Not too long ago we saw the results of Chevron’s Google subpoena that requested information about the gmail account of law professor, blogger, and Chevron critic Kevin Jon Heller. It was clear that there were other targets out there and that Chevron had sought IP logs and other information about other email users from Google and perhaps other email service providers, but details about the others didn’t seem to be readily available. Thanks, however, to a filing in the Northern District of California, we have the subpoena itself—or one of the subpoenas (there’s no way to know if this is the only one, and it is dated back in 2011, so it seems Chevron has been at this for a while).1 So as not to infringe on people’s electronic privacy, I’m not going to reprint the subpoena itself, though interested readers can find it as Docket No. 23 in case 3:11-mc-80217-CRB in the Northern District of California.
The subpoena is quite broad. it calls for:
ALL DOCUMENTS RELATED TO (A) the identiy of the user of the following email addresses, including but not limited to DOCUMENTS that provide all names, mailing addresses, phone numbers, billing information, date of account creation, account information and all other identifying information associated with the email address under any and all names, aliases, identities or designations RELATED TO the email address; (b) the usage of the following email addresses, including but not limited to DOCUMENTS that provide IP logs, IP address information at time of registration and subsequent usage, computer usage logs, or other means of recording information concerning the email or Internet usage of the email address; and (C) IP address information for the email sent by [redacted] to [Steven Donziger] on April 1, 2008 at 12:15 (likely Eastern or Central Time) with the subject “Fwd: Informe Final.”
I think any email user would have reasonable concerns about the scope of this subpoena, which is not limited in time or by subject matter. Here is what one of the targets, Laura Belanger, an environmental consultant who says she worked on hte case for ETech for just a short time, had to say in her motion to quash the subpoena:

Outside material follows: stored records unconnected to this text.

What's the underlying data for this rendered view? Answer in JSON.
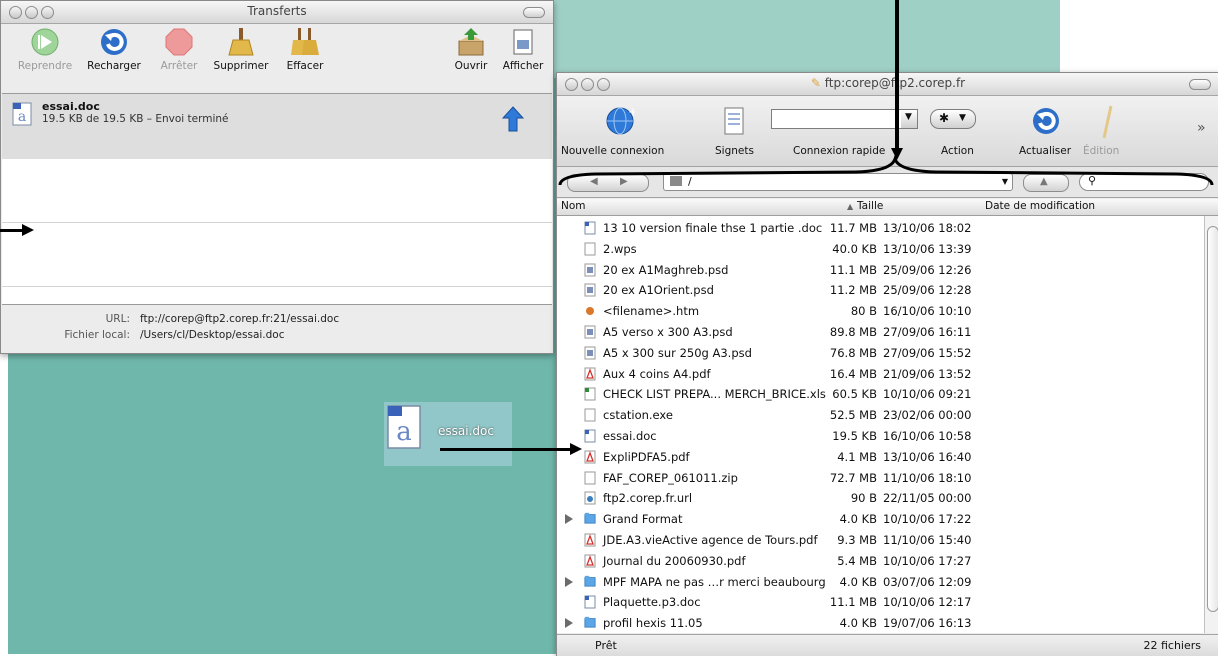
{
  "transfers": {
    "title": "Transferts",
    "toolbar": {
      "reprendre": "Reprendre",
      "recharger": "Recharger",
      "arreter": "Arrêter",
      "supprimer": "Supprimer",
      "effacer": "Effacer",
      "ouvrir": "Ouvrir",
      "afficher": "Afficher"
    },
    "item": {
      "name": "essai.doc",
      "status": "19.5 KB de 19.5 KB – Envoi terminé"
    },
    "info": {
      "url_label": "URL:",
      "url_value": "ftp://corep@ftp2.corep.fr:21/essai.doc",
      "local_label": "Fichier local:",
      "local_value": "/Users/cl/Desktop/essai.doc"
    }
  },
  "desktop": {
    "icon_label": "essai.doc"
  },
  "ftp": {
    "title": "ftp:corep@ftp2.corep.fr",
    "toolbar": {
      "nouvelle_connexion": "Nouvelle connexion",
      "signets": "Signets",
      "connexion_rapide": "Connexion rapide",
      "action": "Action",
      "actualiser": "Actualiser",
      "edition": "Édition"
    },
    "path": "/",
    "columns": {
      "name": "Nom",
      "size": "Taille",
      "date": "Date de modification"
    },
    "files": [
      {
        "name": "13 10 version finale thse 1 partie .doc",
        "size": "11.7 MB",
        "date": "13/10/06 18:02",
        "type": "doc"
      },
      {
        "name": "2.wps",
        "size": "40.0 KB",
        "date": "13/10/06 13:39",
        "type": "file"
      },
      {
        "name": "20 ex A1Maghreb.psd",
        "size": "11.1 MB",
        "date": "25/09/06 12:26",
        "type": "psd"
      },
      {
        "name": "20 ex A1Orient.psd",
        "size": "11.2 MB",
        "date": "25/09/06 12:28",
        "type": "psd"
      },
      {
        "name": "<filename>.htm",
        "size": "80 B",
        "date": "16/10/06 10:10",
        "type": "htm"
      },
      {
        "name": "A5 verso x 300 A3.psd",
        "size": "89.8 MB",
        "date": "27/09/06 16:11",
        "type": "psd"
      },
      {
        "name": "A5 x 300 sur 250g A3.psd",
        "size": "76.8 MB",
        "date": "27/09/06 15:52",
        "type": "psd"
      },
      {
        "name": "Aux 4 coins A4.pdf",
        "size": "16.4 MB",
        "date": "21/09/06 13:52",
        "type": "pdf"
      },
      {
        "name": "CHECK LIST PREPA... MERCH_BRICE.xls",
        "size": "60.5 KB",
        "date": "10/10/06 09:21",
        "type": "xls"
      },
      {
        "name": "cstation.exe",
        "size": "52.5 MB",
        "date": "23/02/06 00:00",
        "type": "file"
      },
      {
        "name": "essai.doc",
        "size": "19.5 KB",
        "date": "16/10/06 10:58",
        "type": "doc"
      },
      {
        "name": "ExpliPDFA5.pdf",
        "size": "4.1 MB",
        "date": "13/10/06 16:40",
        "type": "pdf"
      },
      {
        "name": "FAF_COREP_061011.zip",
        "size": "72.7 MB",
        "date": "11/10/06 18:10",
        "type": "file"
      },
      {
        "name": "ftp2.corep.fr.url",
        "size": "90 B",
        "date": "22/11/05 00:00",
        "type": "url"
      },
      {
        "name": "Grand Format",
        "size": "4.0 KB",
        "date": "10/10/06 17:22",
        "type": "folder"
      },
      {
        "name": "JDE.A3.vieActive agence de Tours.pdf",
        "size": "9.3 MB",
        "date": "11/10/06 15:40",
        "type": "pdf"
      },
      {
        "name": "Journal du 20060930.pdf",
        "size": "5.4 MB",
        "date": "10/10/06 17:27",
        "type": "pdf"
      },
      {
        "name": "MPF MAPA ne pas …r merci beaubourg",
        "size": "4.0 KB",
        "date": "03/07/06 12:09",
        "type": "folder"
      },
      {
        "name": "Plaquette.p3.doc",
        "size": "11.1 MB",
        "date": "10/10/06 12:17",
        "type": "doc"
      },
      {
        "name": "profil hexis 11.05",
        "size": "4.0 KB",
        "date": "19/07/06 16:13",
        "type": "folder"
      }
    ],
    "status_left": "Prêt",
    "status_right": "22 fichiers"
  },
  "colors": {
    "desktop": "#6fb7aa",
    "folder": "#5aa6e6",
    "pdf": "#d8332f",
    "arrow": "#000000"
  }
}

Regarding Rule 26, the Chevron subpoena is unduly burdensome and overly broad. The vast majority of the data that would be divulged by Google is personal and completely unrelated to the Donziger case. The Chevron subpoena is for information related to my gmail account, which was in existence long before and since the brief two month period when I consulted in relation to the Aguinda v. ChevronTexaco case. The subpoena could have, but does not, set limits on the time period for which information is to be provided. Additionally, the subpoena is not limited to direct discovery towards information that is relevant to Chevron’s claim. As such, the subpoena outweighs its likely benefit. Because this is my personal email, the subpoena would result in Google providing information extending far beyond what is relevant in this case. If not quashed, the subpoena should be limited to data associated with subject lines related to the consulting I did for ETech and/or that were sent to or received by individuals listed on the subpoena or associated with the Aguinda v. ChevronTexaco case.
Well, that’s pretty good, I think!